In my opinion, LEGO and Starbucks have been successful in their crowdsourcing efforts because of the following:
- The effort is ongoing – The platforms are always open and they provide the crowd ample time to generate discussion and vote.
- The rules of engagement are clear – LEGO, in particular, has very specific guidelines that each idea must meet in order to be considered.
- Others are encouraged to vote and provide feedback – Both platforms employ simple voting buttons, comment sections, leaderboards, indicators on the amount of time left to vote, etc.
- They provide idea status information – Both let participants know which ideas reach a threshold (if one exists), which ideas are more popular, which ideas are under review, and which products hit the market.
- Winning ideas are recognized…and the companies make a big deal out of it – LEGO, in particular does a great job of recognizing winners by creating profiles of the people behind the ideas and sharing their stories. The contributor also receives a royalty from the sales of the product.
- Both companies make it clear that they have the final say – Based on the amount of interaction on these sites, it is clear the crowd has a vote, but the company has the final say.

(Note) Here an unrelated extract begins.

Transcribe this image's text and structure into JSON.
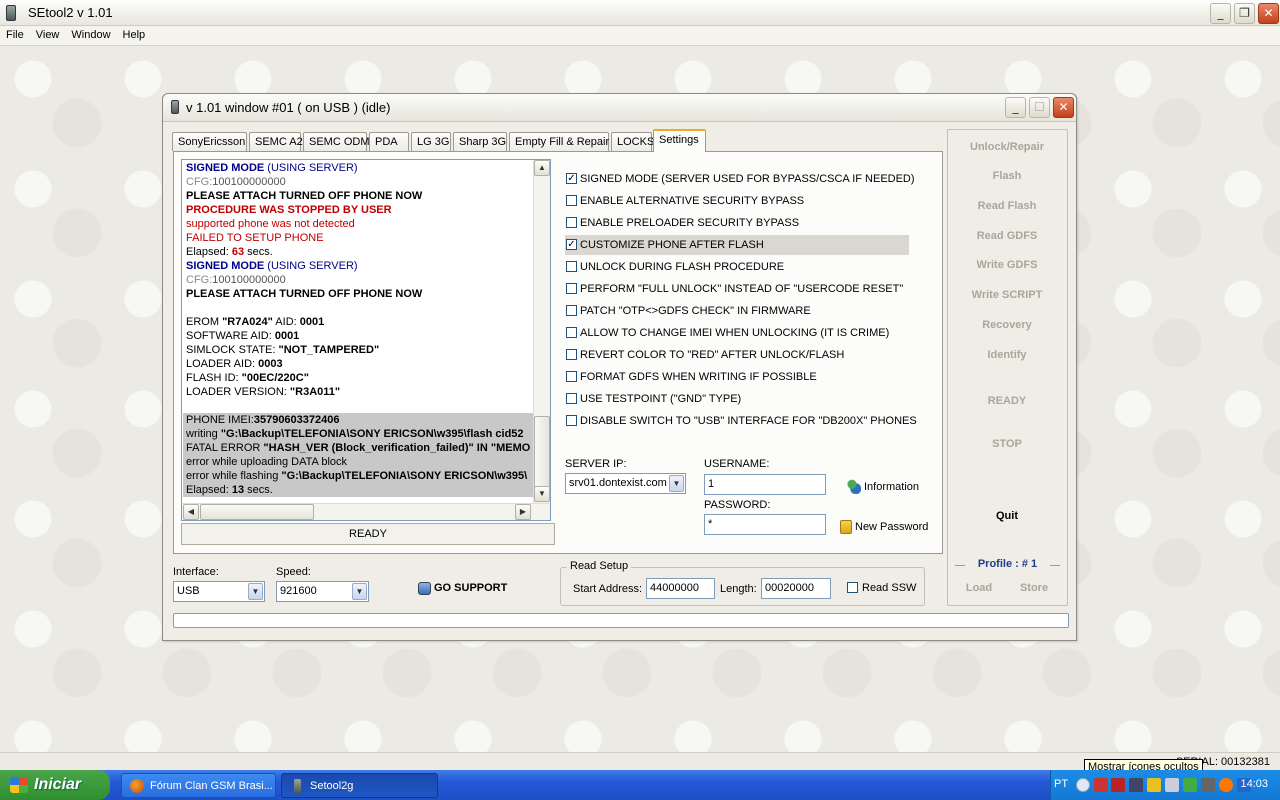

Done well, crowdsourcing can offer a different way to gather ideas from a variety of people into a pipeline and, at the same time, build brand equity through engagement. Crowdsourcing is another way to collect input for product development and customer experience improvements that can be refined and tested via more traditional research methods. There is no guarantee that an idea selected by a crowd will automatically succeed in market, but market research can help compensate for the fact that the crowd is not a scientific sample and thus cannot be projected to a population with confidence. A downside to crowdsourcing is the tremendous effort that is required to set up and manage a platform like LEGO’s and Starbucks’. It also takes a significant commitment of resources to evaluate the many ideas submitted and then connect them to the company’s strategy, which is something the crowd is usually unaware of when they submit ideas. Lastly, a solicitor must have the ability to deliver multiple products to market in a reasonable timeframe that it can directly attribute the inputs from the crowd. The solicitor has to demonstrate results to keep people engaged.
In closing, crowdsourcing is one more tool in the kit to help generate new ideas that help companies solve problems and meet the needs of their consumers to grow the bottom line. I believe crowdsourcing can work in concert with existing processes and research methods. The engagement aspect is unique and something traditional market research doesn’t provide; however, crowdsourcing isn’t something you simply dabble in – it’s a commitment. It must be done well in order to harness the benefits of engagement for the company or brand.
As Vice President of Research Innovation at Burke, Inc., Thania Farrar is constantly challenging the ways researchers gain insight into what people do and why to give our clients a competitive advantage.